_Records shown_:

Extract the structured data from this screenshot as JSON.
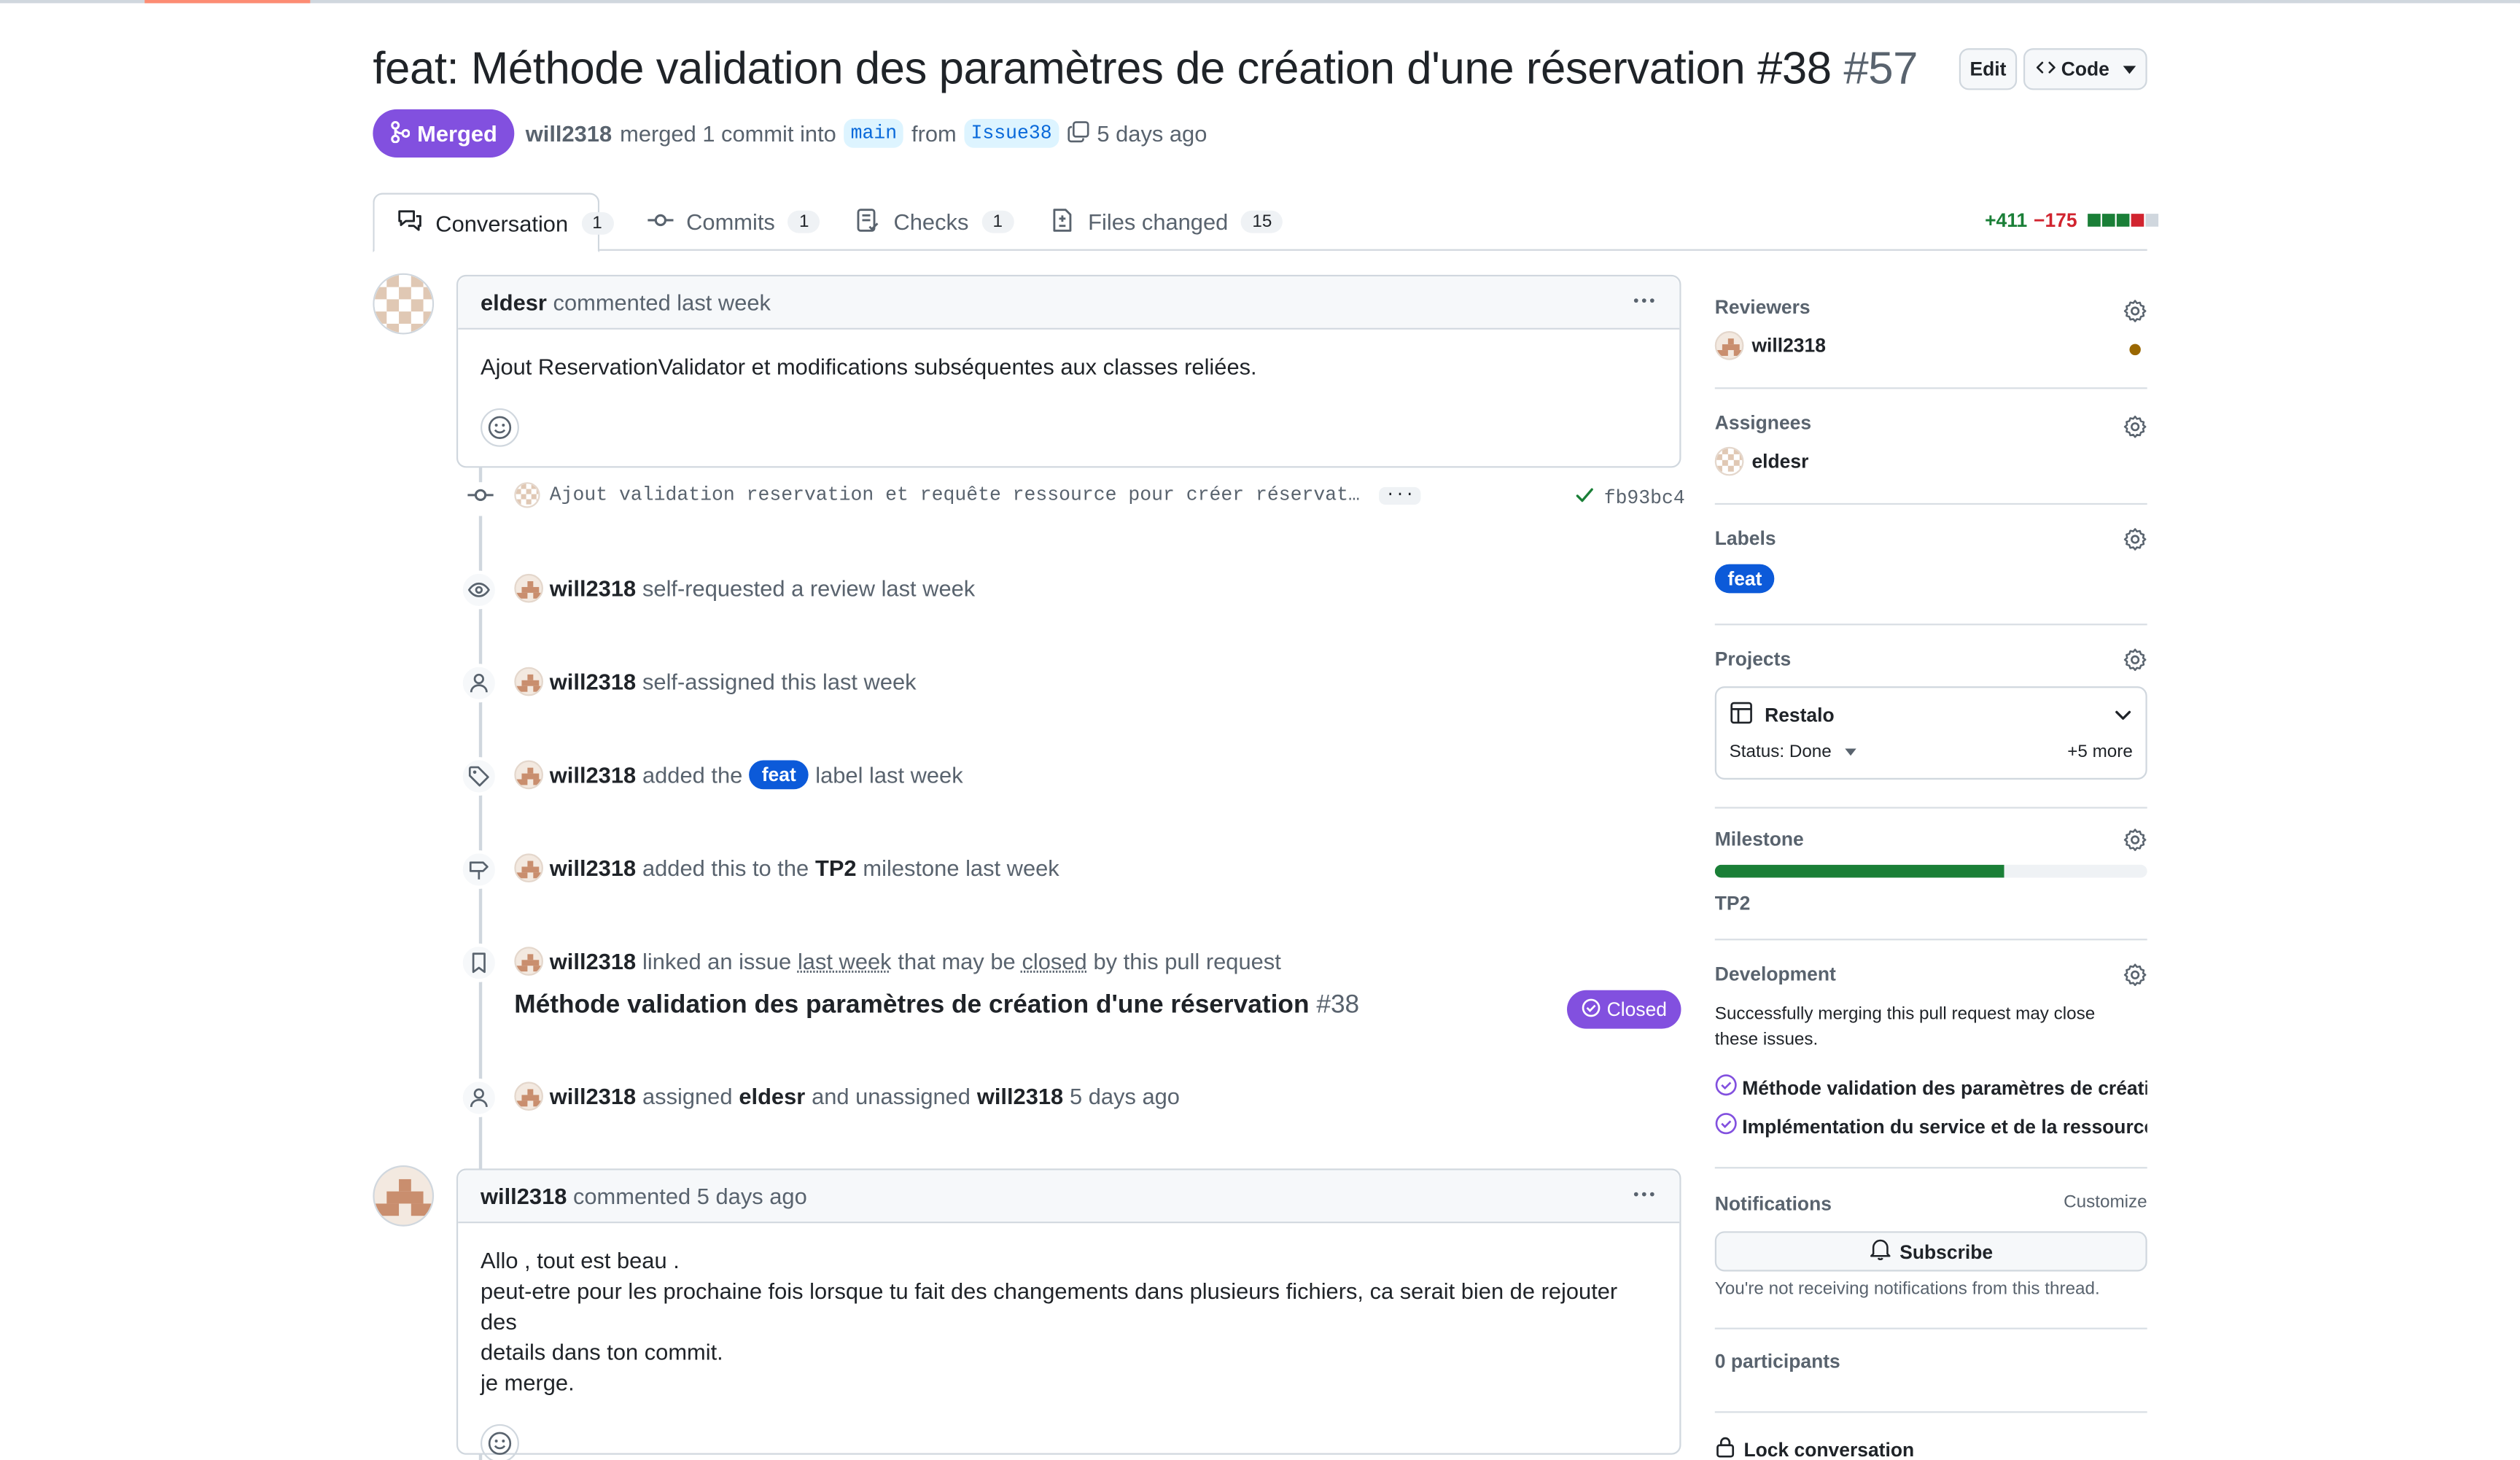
{
  "header": {
    "title": "feat: Méthode validation des paramètres de création d'une réservation #38",
    "number": "#57",
    "edit_label": "Edit",
    "code_label": "Code",
    "state_label": "Merged",
    "author": "will2318",
    "merge_text": "merged 1 commit into",
    "base_branch": "main",
    "from_text": "from",
    "head_branch": "Issue38",
    "time": "5 days ago"
  },
  "tabs": [
    {
      "label": "Conversation",
      "count": "1"
    },
    {
      "label": "Commits",
      "count": "1"
    },
    {
      "label": "Checks",
      "count": "1"
    },
    {
      "label": "Files changed",
      "count": "15"
    }
  ],
  "diffstat": {
    "additions": "+411",
    "deletions": "−175"
  },
  "timeline": {
    "comment1": {
      "author": "eldesr",
      "meta": "commented last week",
      "body": "Ajout ReservationValidator et modifications subséquentes aux classes reliées."
    },
    "commit": {
      "message": "Ajout validation reservation et requête ressource pour créer réservat…",
      "more": "···",
      "sha": "fb93bc4"
    },
    "events": [
      {
        "actor": "will2318",
        "text": "self-requested a review last week"
      },
      {
        "actor": "will2318",
        "text": "self-assigned this last week"
      },
      {
        "actor": "will2318",
        "text_before": "added the",
        "label": "feat",
        "text_after": "label last week"
      },
      {
        "actor": "will2318",
        "text_before": "added this to the",
        "milestone": "TP2",
        "text_after": "milestone last week"
      },
      {
        "actor": "will2318",
        "text_before": "linked an issue",
        "link": "last week",
        "text_after": "that may be",
        "closed_word": "closed",
        "text_end": "by this pull request"
      },
      {
        "actor": "will2318",
        "text_before": "assigned",
        "assignee": "eldesr",
        "text_mid": "and unassigned",
        "unassignee": "will2318",
        "text_after": "5 days ago"
      }
    ],
    "linked_issue": {
      "title": "Méthode validation des paramètres de création d'une réservation",
      "number": "#38",
      "state": "Closed"
    },
    "comment2": {
      "author": "will2318",
      "meta": "commented 5 days ago",
      "lines": [
        "Allo , tout est beau .",
        "peut-etre pour les prochaine fois lorsque tu fait des changements dans plusieurs fichiers, ca serait bien de rejouter des",
        "details dans ton commit.",
        "je merge."
      ]
    }
  },
  "sidebar": {
    "reviewers_title": "Reviewers",
    "reviewer": "will2318",
    "assignees_title": "Assignees",
    "assignee": "eldesr",
    "labels_title": "Labels",
    "label": "feat",
    "projects_title": "Projects",
    "project_name": "Restalo",
    "project_status": "Status: Done",
    "project_more": "+5 more",
    "milestone_title": "Milestone",
    "milestone_name": "TP2",
    "milestone_progress": 0.67,
    "development_title": "Development",
    "development_text_1": "Successfully merging this pull request may close",
    "development_text_2": "these issues.",
    "dev_issue_1": "Méthode validation des paramètres de créati...",
    "dev_issue_2": "Implémentation du service et de la ressource...",
    "notifications_title": "Notifications",
    "customize": "Customize",
    "subscribe": "Subscribe",
    "notif_text": "You're not receiving notifications from this thread.",
    "participants": "0 participants",
    "lock": "Lock conversation"
  },
  "colors": {
    "merged": "#8250df",
    "label_feat": "#0c5ad9",
    "additions": "#1a7f37",
    "deletions": "#d1242f",
    "reviewer_pending": "#9a6700"
  }
}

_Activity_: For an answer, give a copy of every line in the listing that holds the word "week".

_Solution to the problem_:
      "meta": "commented last week",
        "text": "self-requested a review last week"
        "text": "self-assigned this last week"
        "text_after": "label last week"
        "text_after": "milestone last week"
        "link": "last week",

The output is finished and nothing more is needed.